Scott Adams, the creator of Dilbert, has a post up where he ruminates on the fate of the author, and of content. Over on Techdirt, Mike Masnick responds.
These two posts provide some necessary backstory, and are definitely worth reading. However, two quotations (one from each post) help frame the issue, and help illustrate some of the misconceptions people have when discussing authorship and the future of publishing, and the future of the writer.
From Scott Adams: "I predict that the profession known as "author" will be retired to history in my lifetime, like blacksmith and cowboy. In the future, everyone will be a writer, and some will be better and more prolific than others."
From Mike Masnick: "'Best selling author' is a description of a type of author, so, sure, that might go away if people aren't selling books, but I'm not at all convinced the profession of 'author' goes away."
And here, it's necessary to point out that the vast majority of authors, even the ones who are famous and revered, didn't survive on their writing alone. Some didn't survive on their writing at all. Some died thinking they were complete and utter failures. So while a lot of people self-identified as writers, and many of those people also have books in print, many of those same people didn't make enough money from writing alone to pay the bills.
The best selling author, of course, is the exception, and this is where the rise of the large bookstores, combined with the growing unwillingness of major publishers to take what they considered a risk on new writers, contributed to a homogenized experience of literature that was less than compelling. While there were always enough good titles to provide fodder for Oprah's book club, the distribution mechanisms of the major publishers became closed to many writers. Given the ease with which the internet solves issues of distribution, it's surprising that people are surprised that authors are using it.

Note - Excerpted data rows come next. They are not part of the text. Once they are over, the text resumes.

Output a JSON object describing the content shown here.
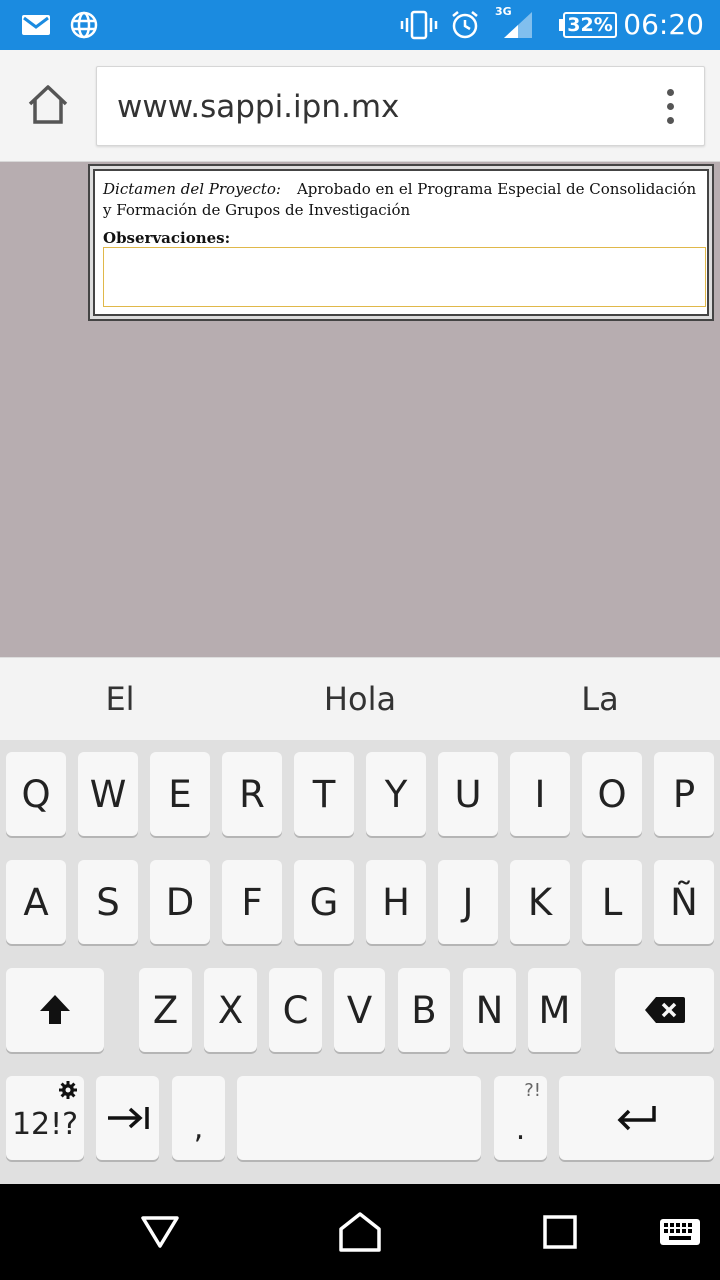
{
  "status_bar": {
    "time": "06:20",
    "battery": "32%",
    "network": "3G",
    "icons": [
      "gmail-icon",
      "globe-icon",
      "vibrate-icon",
      "alarm-icon",
      "signal-icon",
      "battery-icon"
    ]
  },
  "browser": {
    "url": "www.sappi.ipn.mx",
    "home_icon": "home-icon",
    "menu_icon": "overflow-menu-icon"
  },
  "page": {
    "dictamen_label": "Dictamen del Proyecto:",
    "dictamen_value": "Aprobado en el Programa Especial de Consolidación y Formación de Grupos de Investigación",
    "observaciones_label": "Observaciones:",
    "observaciones_value": ""
  },
  "keyboard": {
    "suggestions": [
      "El",
      "Hola",
      "La"
    ],
    "row1": [
      "Q",
      "W",
      "E",
      "R",
      "T",
      "Y",
      "U",
      "I",
      "O",
      "P"
    ],
    "row2": [
      "A",
      "S",
      "D",
      "F",
      "G",
      "H",
      "J",
      "K",
      "L",
      "Ñ"
    ],
    "row3": [
      "Z",
      "X",
      "C",
      "V",
      "B",
      "N",
      "M"
    ],
    "symbols_key": "12!?",
    "comma_key": ",",
    "period_key": ".",
    "period_hint": "?!"
  },
  "nav": {
    "icons": [
      "back-icon",
      "home-icon",
      "recents-icon",
      "keyboard-switch-icon"
    ]
  },
  "colors": {
    "status_bar": "#1b8be0",
    "page_background": "#b7adb0",
    "keyboard_background": "#e0e0e0",
    "key": "#f7f7f7",
    "textarea_focus": "#e0b84a"
  }
}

Which gets us to the current state of the author: I would argue that authors are doing well, and that writers are doing well. Book publishers and book distributors, not so much. The excitement over the iPad and the Kindle are symptoms of the industry's hunger for a device that will allow them to start selling for access to content again. In the coming years, when these devices do not pan out as the panacea for an industry with a dated delivery model, I wonder how closely their arguments around content piracy will mirror those of the record and movie industry.
But authors are doing well. Authorship provides a gateway to credibility, and that can remain true no matter the distribution mechanism. Given the efficiency of the internet at distributing to a large audience, and the power of good search to help an interested audience find a kindred voice, I'm looking forward to what the authors will continue to create.